The real estate sector in Israel is as strong and steady as ever, despite the ongoing coronavirus pandemic, Itzik Tshuva, founder and owner of the Itzik Tshuva Group, recently told The Jerusalem Post.
Tshuva recently sat down with The Post to discuss trends in Israeli private and commercial building, the effects of the coronavirus pandemic on the market, and the measures that need to be taken to reduce the rising costs of real estate in Israel.
“During the coronavirus pandemic, in the building sector, we continued to work - both in the office, and in construction work went on as usual,” he said.
What the pandemic did impact however, he said, were government offices and financial institutions that all moved to a remote work model.
“Municipalities began working with minimal staff and so this really concerned entrepreneurs seeking to advance projects,” he said.
“Though ultimately, people continued to work and even though there was less manpower we found that the responses were actually faster and more to the point,” he added. “Suddenly a municipality was closed on certain days, but on days when people came into work there was a sense of urgency in getting approvals for building plans and the same with the banks and so on.”
Nevertheless, Tshuva said that in the first few months of the pandemic there was a great deal of uncertainty.
“There was a lot of uncertainty specifically over developing office buildings, but very quickly this proved to be otherwise,” he said. “People did want to go back to the office and companies did want to continue to expand and so demand for office buildings went up immensely a few months after the pandemic.”
During the coronavirus pandemic, he said that with regards to office buildings, his company sold three major commercial real estate projects.
The first was Metropolin, a 28,000-meter commercial real estate complex in Netanya. “We sold it all in one year - 100% in 2021,” he said.
The office buildings, located in Netanya and Rishon LeZion, he said were marketed entirely during the pandemic.

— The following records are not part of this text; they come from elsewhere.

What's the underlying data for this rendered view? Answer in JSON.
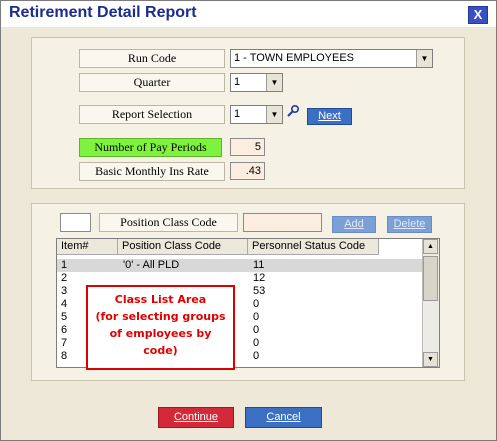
{
  "window": {
    "title": "Retirement Detail Report",
    "close_glyph": "X"
  },
  "form": {
    "run_code": {
      "label": "Run Code",
      "value": "1 - TOWN EMPLOYEES"
    },
    "quarter": {
      "label": "Quarter",
      "value": "1"
    },
    "report_selection": {
      "label": "Report Selection",
      "value": "1",
      "next_label": "Next"
    },
    "pay_periods": {
      "label": "Number of Pay Periods",
      "value": "5"
    },
    "ins_rate": {
      "label": "Basic Monthly Ins Rate",
      "value": ".43"
    }
  },
  "class_filter": {
    "label": "Position Class Code",
    "value": "",
    "add_label": "Add",
    "delete_label": "Delete"
  },
  "class_list": {
    "columns": [
      "Item#",
      "Position Class Code",
      "Personnel Status Code"
    ],
    "rows": [
      {
        "item": "1",
        "class_code": "'0' - All PLD",
        "status": "11"
      },
      {
        "item": "2",
        "class_code": "",
        "status": "12"
      },
      {
        "item": "3",
        "class_code": "",
        "status": "53"
      },
      {
        "item": "4",
        "class_code": "",
        "status": "0"
      },
      {
        "item": "5",
        "class_code": "",
        "status": "0"
      },
      {
        "item": "6",
        "class_code": "",
        "status": "0"
      },
      {
        "item": "7",
        "class_code": "",
        "status": "0"
      },
      {
        "item": "8",
        "class_code": "",
        "status": "0"
      }
    ]
  },
  "annotation": {
    "lines": [
      "Class List Area",
      "(for selecting groups",
      "of employees by",
      "code)"
    ]
  },
  "footer": {
    "continue_label": "Continue",
    "cancel_label": "Cancel"
  },
  "colors": {
    "title": "#1c2d8c",
    "highlight_label": "#7ef23e",
    "button": "#3b6fc4",
    "continue_button": "#d32a3a",
    "annotation": "#e00000"
  }
}
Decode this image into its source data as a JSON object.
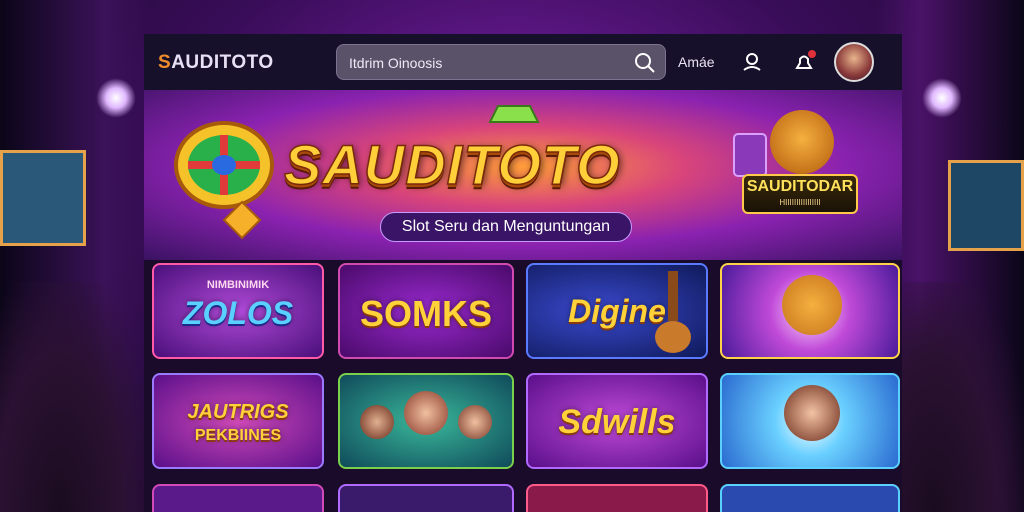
{
  "header": {
    "logo_text": "SAUDITOTO",
    "search_value": "Itdrim Oinoosis",
    "label": "Amáe"
  },
  "hero": {
    "title": "SAUDITOTO",
    "tagline": "Slot Seru dan Menguntungan",
    "badge_title": "SAUDITODAR",
    "badge_subtitle": "HIIIIIIIIIIIIIIII"
  },
  "games": [
    {
      "top": "NIMBINIMIK",
      "title": "ZOLOS"
    },
    {
      "title": "SOMKS"
    },
    {
      "title": "Digine"
    },
    {
      "title": ""
    },
    {
      "title": "JAUTRIGS",
      "sub": "PEKBIINES"
    },
    {
      "title": ""
    },
    {
      "title": "Sdwills"
    },
    {
      "title": ""
    }
  ],
  "colors": {
    "accent": "#ffcf3a",
    "brand_s": "#f08c2c",
    "notification": "#e0303a"
  },
  "icons": [
    "search-icon",
    "user-icon",
    "bell-icon",
    "avatar"
  ]
}
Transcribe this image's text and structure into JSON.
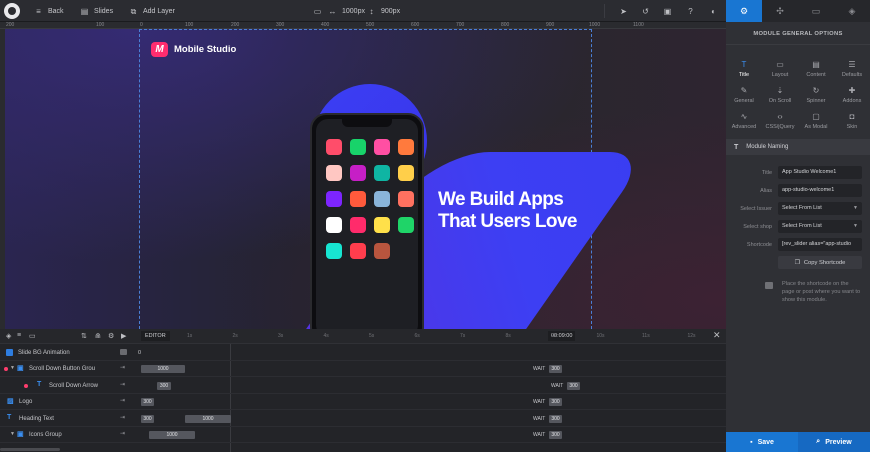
{
  "toolbar": {
    "back_label": "Back",
    "slides_label": "Slides",
    "add_layer_label": "Add Layer",
    "width_value": "1000px",
    "height_value": "900px"
  },
  "ruler": {
    "top_ticks": [
      "200",
      "100",
      "0",
      "100",
      "200",
      "300",
      "400",
      "500",
      "600",
      "700",
      "800",
      "900",
      "1000",
      "1100"
    ],
    "left_ticks": [
      "0",
      "100",
      "200",
      "300",
      "400",
      "500",
      "600"
    ]
  },
  "stage": {
    "brand_name": "Mobile Studio",
    "heading_line1": "We Build Apps",
    "heading_line2": "That Users Love",
    "app_icon_colors": [
      "#ff4d6a",
      "#18d36a",
      "#ff4fa3",
      "#ff7a3d",
      "#ffc7c2",
      "#c61fc6",
      "#0fb5a3",
      "#ffcf4a",
      "#7d25ff",
      "#ff5a3c",
      "#8ab4d9",
      "#ff7160",
      "#ffffff",
      "#ff2b6b",
      "#ffe04a",
      "#1fd468",
      "#17e5d1",
      "#ff3d4d",
      "#b8553e"
    ],
    "blob_color": "#3a34f0"
  },
  "right_panel": {
    "section_title": "MODULE GENERAL OPTIONS",
    "options": [
      {
        "label": "Title",
        "icon": "title-icon",
        "active": true
      },
      {
        "label": "Layout",
        "icon": "layout-icon",
        "active": false
      },
      {
        "label": "Content",
        "icon": "content-icon",
        "active": false
      },
      {
        "label": "Defaults",
        "icon": "defaults-icon",
        "active": false
      },
      {
        "label": "General",
        "icon": "general-icon",
        "active": false
      },
      {
        "label": "On Scroll",
        "icon": "on-scroll-icon",
        "active": false
      },
      {
        "label": "Spinner",
        "icon": "spinner-icon",
        "active": false
      },
      {
        "label": "Addons",
        "icon": "addons-icon",
        "active": false
      },
      {
        "label": "Advanced",
        "icon": "advanced-icon",
        "active": false
      },
      {
        "label": "CSS/jQuery",
        "icon": "code-icon",
        "active": false
      },
      {
        "label": "As Modal",
        "icon": "modal-icon",
        "active": false
      },
      {
        "label": "Skin",
        "icon": "skin-icon",
        "active": false
      }
    ],
    "naming_title": "Module Naming",
    "fields": [
      {
        "label": "Title",
        "value": "App Studio Welcome1"
      },
      {
        "label": "Alias",
        "value": "app-studio-welcome1"
      },
      {
        "label": "Select Issuer",
        "value": "Select From List"
      },
      {
        "label": "Select shop",
        "value": "Select From List"
      },
      {
        "label": "Shortcode",
        "value": "[rev_slider alias=\"app-studio"
      }
    ],
    "copy_shortcode_label": "Copy Shortcode",
    "hint_text": "Place the shortcode on the page or post where you want to show this module.",
    "save_label": "Save",
    "preview_label": "Preview"
  },
  "timeline": {
    "editor_label": "EDITOR",
    "time_value": "00:09:00",
    "ticks": [
      "1s",
      "2s",
      "3s",
      "4s",
      "5s",
      "6s",
      "7s",
      "8s",
      "9s",
      "10s",
      "11s",
      "12s"
    ],
    "bg_row": {
      "name": "Slide BG Animation",
      "value": "0"
    },
    "rows": [
      {
        "name": "Scroll Down Button Grou",
        "start": "1000",
        "wait": "WAIT",
        "end": "300"
      },
      {
        "name": "Scroll Down Arrow",
        "start": "300",
        "wait": "WAIT",
        "end": "300"
      },
      {
        "name": "Logo",
        "start": "300",
        "wait": "WAIT",
        "end": "300"
      },
      {
        "name": "Heading Text",
        "start": "300",
        "mid": "1000",
        "wait": "WAIT",
        "end": "300"
      },
      {
        "name": "Icons Group",
        "start": "1000",
        "wait": "WAIT",
        "end": "300"
      }
    ]
  }
}
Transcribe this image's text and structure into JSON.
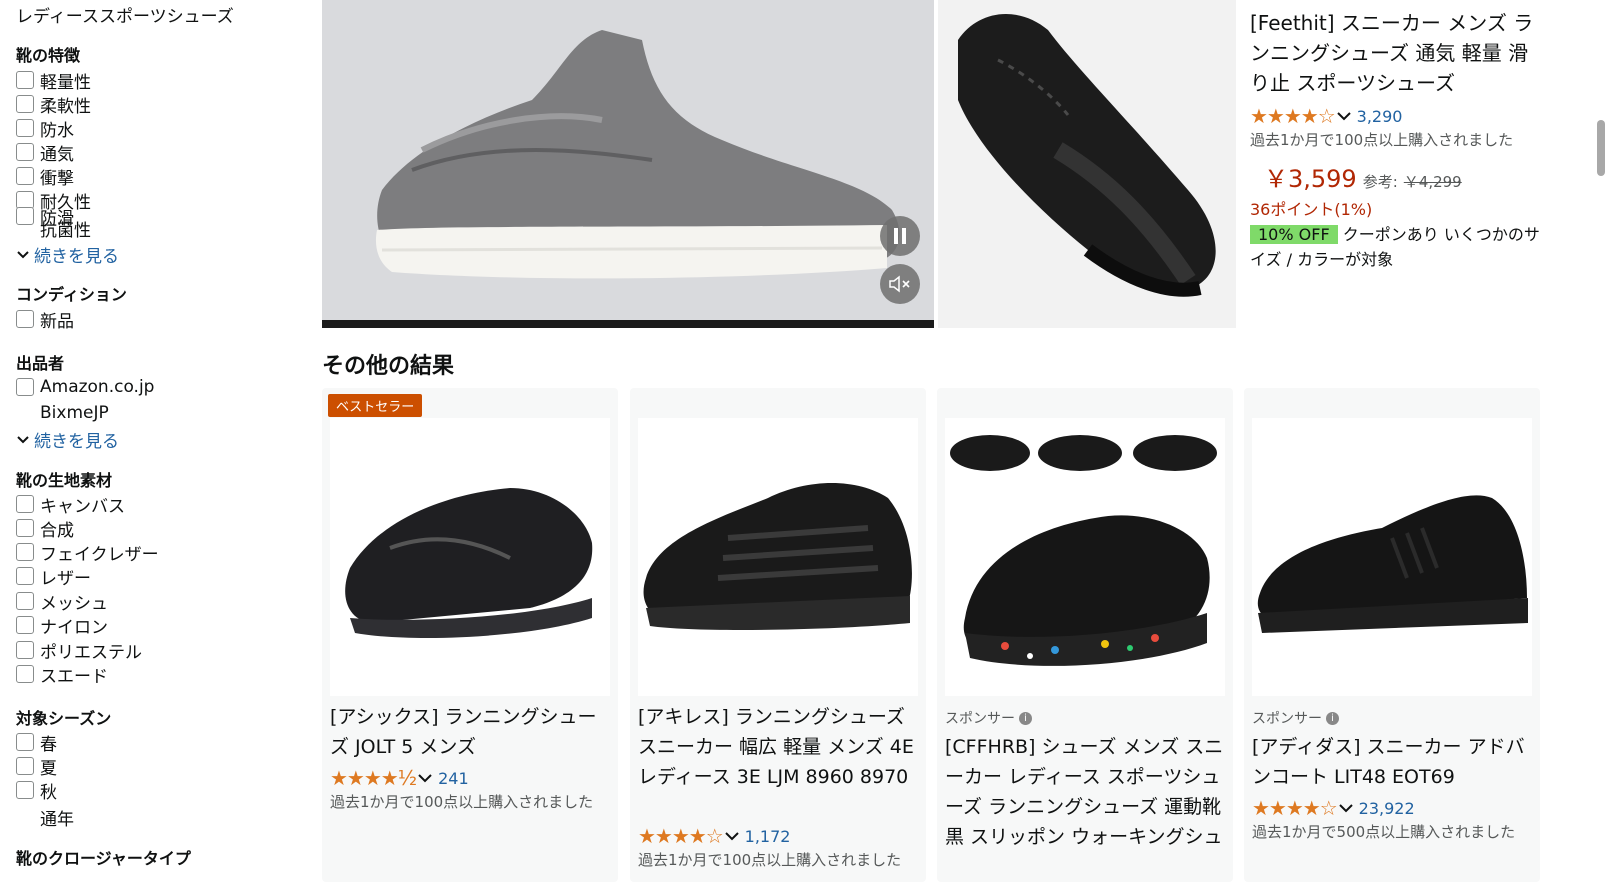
{
  "sidebar": {
    "top_link": "レディーススポーツシューズ",
    "features": {
      "heading": "靴の特徴",
      "options": [
        "軽量性",
        "柔軟性",
        "防水",
        "通気",
        "衝撃",
        "耐久性",
        "防滑",
        "抗菌性"
      ],
      "more": "続きを見る"
    },
    "condition": {
      "heading": "コンディション",
      "options": [
        "新品"
      ]
    },
    "seller": {
      "heading": "出品者",
      "options": [
        "Amazon.co.jp",
        "BixmeJP"
      ],
      "more": "続きを見る"
    },
    "material": {
      "heading": "靴の生地素材",
      "options": [
        "キャンバス",
        "合成",
        "フェイクレザー",
        "レザー",
        "メッシュ",
        "ナイロン",
        "ポリエステル",
        "スエード"
      ]
    },
    "season": {
      "heading": "対象シーズン",
      "options": [
        "春",
        "夏",
        "秋",
        "通年"
      ]
    },
    "closure": {
      "heading": "靴のクロージャータイプ"
    }
  },
  "hero": {
    "title": "[Feethit] スニーカー メンズ ランニングシューズ 通気 軽量 滑り止 スポーツシューズ",
    "rating_stars": "★★★★☆",
    "rating_count": "3,290",
    "bought": "過去1か月で100点以上購入されました",
    "price": "￥3,599",
    "ref_label": "参考:",
    "ref_price": "￥4,299",
    "points": "36ポイント(1%)",
    "coupon_badge": "10% OFF",
    "coupon_text": "クーポンあり いくつかのサイズ / カラーが対象"
  },
  "more_results": {
    "title": "その他の結果",
    "sponsor_label": "スポンサー",
    "cards": [
      {
        "badge": "ベストセラー",
        "title": "[アシックス] ランニングシューズ JOLT 5 メンズ",
        "stars": "★★★★½",
        "count": "241",
        "bought": "過去1か月で100点以上購入されました"
      },
      {
        "title": "[アキレス] ランニングシューズ スニーカー 幅広 軽量 メンズ 4E レディース 3E LJM 8960 8970",
        "stars": "★★★★☆",
        "count": "1,172",
        "bought": "過去1か月で100点以上購入されました"
      },
      {
        "title": "[CFFHRB] シューズ メンズ スニーカー レディース スポーツシューズ ランニングシューズ 運動靴 黒 スリッポン ウォーキングシューズ"
      },
      {
        "title": "[アディダス] スニーカー アドバンコート LIT48 EOT69",
        "stars": "★★★★☆",
        "count": "23,922",
        "bought": "過去1か月で500点以上購入されました"
      }
    ]
  },
  "colors": {
    "price": "#b12704",
    "link": "#2162a1",
    "star": "#de7921",
    "coupon": "#7fda69",
    "bestseller": "#cc4f00"
  }
}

During this past year, his company also marketed three new residential buildings in Netanya. “We quickly sold almost all of the apartments in these buildings and though we are only in year one of construction there are only a handful of apartments left,” he said.
Tshuva said that he has several ongoing residential real estate projects in Netanya, Tel Aviv, and in Jerusalem. As well as many plots of land in Netanya for future real estate projects that his company acquired during the pandemic.
“We see that every building we send out for marketing, we are selling at a much faster rate than in previous years,” he said.
He attributes this increase in sales to the coronavirus pandemic and the “new mentality” it has brought out in people.
“Today people are making decisions much faster in terms of buying,” he said. “During the pandemic people would go into the supermarket and buy things very quickly and get out for fear of contracting the virus. They also started to shop online, where buying things is easy, with the click of a button. So this all also translated into real estate. People are buying houses or office buildings without much hesitation.”
Still, despite the increase in demand, Tshuva said he believes that in the near future there will be a slowdown in the increase in real estate prices.
“Prices will stop climbing in the very near future,” he said. “Though after this slowdown I think they will start to climb again.”
The most significant issue regarding putting a stop to the increasing real estate prices, he said, is the need to shorten the time for approvals of building plans.
According to Tshuva, it takes a minimum of three years to receive approvals once an entrepreneur submits plans for a new project. Overall, he said it can take up to six years from the time he purchases a plot of land until he can start construction.
In comparison he said, in the United States it takes roughly two years for developers to receive approvals and start construction.
As such, he said the current administration is working on legislation to shorten this timeline, led by Interior Minister Ayelet Shaked.
“Time is a very important factor,” he said. “If real estate entrepreneurs are able to build in half the time that it takes today, they will be able to invest their money over a shorter period and as such this will reduce costs, which will in turn reduce the prices of apartments.”
Looking to the future, Tshuva said he is very hopeful that the government will be able to ease the bureaucracy as it is in the interest of everyone involved.
“In real estate we are optimistic, we worked throughout the pandemic and even now, with the Omicron variant, and whatever other variant will come we will continue to work and build new projects,” he said.
This article is taken from The Jerusalem Post Annual Executive Magazine 2021-2022. To read the entire magazine, click here.
This article was written in cooperation with Itzik Tshuva Group